─── SOURCE INFORMATION ───
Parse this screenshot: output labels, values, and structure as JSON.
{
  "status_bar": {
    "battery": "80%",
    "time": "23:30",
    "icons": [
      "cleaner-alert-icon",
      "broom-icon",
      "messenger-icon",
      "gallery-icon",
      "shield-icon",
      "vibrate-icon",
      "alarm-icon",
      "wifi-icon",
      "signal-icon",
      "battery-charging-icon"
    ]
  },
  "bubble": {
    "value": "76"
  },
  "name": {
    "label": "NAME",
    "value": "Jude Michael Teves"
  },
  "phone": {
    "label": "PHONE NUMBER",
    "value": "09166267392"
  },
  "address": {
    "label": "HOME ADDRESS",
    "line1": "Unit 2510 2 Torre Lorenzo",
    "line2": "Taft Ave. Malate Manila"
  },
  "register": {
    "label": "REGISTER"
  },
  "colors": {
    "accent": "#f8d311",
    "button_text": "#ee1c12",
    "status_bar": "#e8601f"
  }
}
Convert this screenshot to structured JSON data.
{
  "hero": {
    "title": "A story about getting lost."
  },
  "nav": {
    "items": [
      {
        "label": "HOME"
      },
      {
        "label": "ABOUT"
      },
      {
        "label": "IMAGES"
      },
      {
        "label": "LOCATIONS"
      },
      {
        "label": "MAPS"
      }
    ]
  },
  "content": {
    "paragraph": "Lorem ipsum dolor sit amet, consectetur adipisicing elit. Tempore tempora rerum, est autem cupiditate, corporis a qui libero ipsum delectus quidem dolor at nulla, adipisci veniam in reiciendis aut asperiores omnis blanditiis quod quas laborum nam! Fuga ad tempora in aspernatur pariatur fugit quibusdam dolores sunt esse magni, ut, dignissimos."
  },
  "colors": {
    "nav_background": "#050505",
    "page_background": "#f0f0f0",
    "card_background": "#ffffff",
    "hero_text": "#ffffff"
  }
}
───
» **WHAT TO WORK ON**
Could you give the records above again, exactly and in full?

» **ANSWER AREA**
Parse this screenshot: output labels, values, and structure as JSON.
{
  "status_bar": {
    "battery": "80%",
    "time": "23:30",
    "icons": [
      "cleaner-alert-icon",
      "broom-icon",
      "messenger-icon",
      "gallery-icon",
      "shield-icon",
      "vibrate-icon",
      "alarm-icon",
      "wifi-icon",
      "signal-icon",
      "battery-charging-icon"
    ]
  },
  "bubble": {
    "value": "76"
  },
  "name": {
    "label": "NAME",
    "value": "Jude Michael Teves"
  },
  "phone": {
    "label": "PHONE NUMBER",
    "value": "09166267392"
  },
  "address": {
    "label": "HOME ADDRESS",
    "line1": "Unit 2510 2 Torre Lorenzo",
    "line2": "Taft Ave. Malate Manila"
  },
  "register": {
    "label": "REGISTER"
  },
  "colors": {
    "accent": "#f8d311",
    "button_text": "#ee1c12",
    "status_bar": "#e8601f"
  }
}
Convert this screenshot to structured JSON data.
{
  "hero": {
    "title": "A story about getting lost."
  },
  "nav": {
    "items": [
      {
        "label": "HOME"
      },
      {
        "label": "ABOUT"
      },
      {
        "label": "IMAGES"
      },
      {
        "label": "LOCATIONS"
      },
      {
        "label": "MAPS"
      }
    ]
  },
  "content": {
    "paragraph": "Lorem ipsum dolor sit amet, consectetur adipisicing elit. Tempore tempora rerum, est autem cupiditate, corporis a qui libero ipsum delectus quidem dolor at nulla, adipisci veniam in reiciendis aut asperiores omnis blanditiis quod quas laborum nam! Fuga ad tempora in aspernatur pariatur fugit quibusdam dolores sunt esse magni, ut, dignissimos."
  },
  "colors": {
    "nav_background": "#050505",
    "page_background": "#f0f0f0",
    "card_background": "#ffffff",
    "hero_text": "#ffffff"
  }
}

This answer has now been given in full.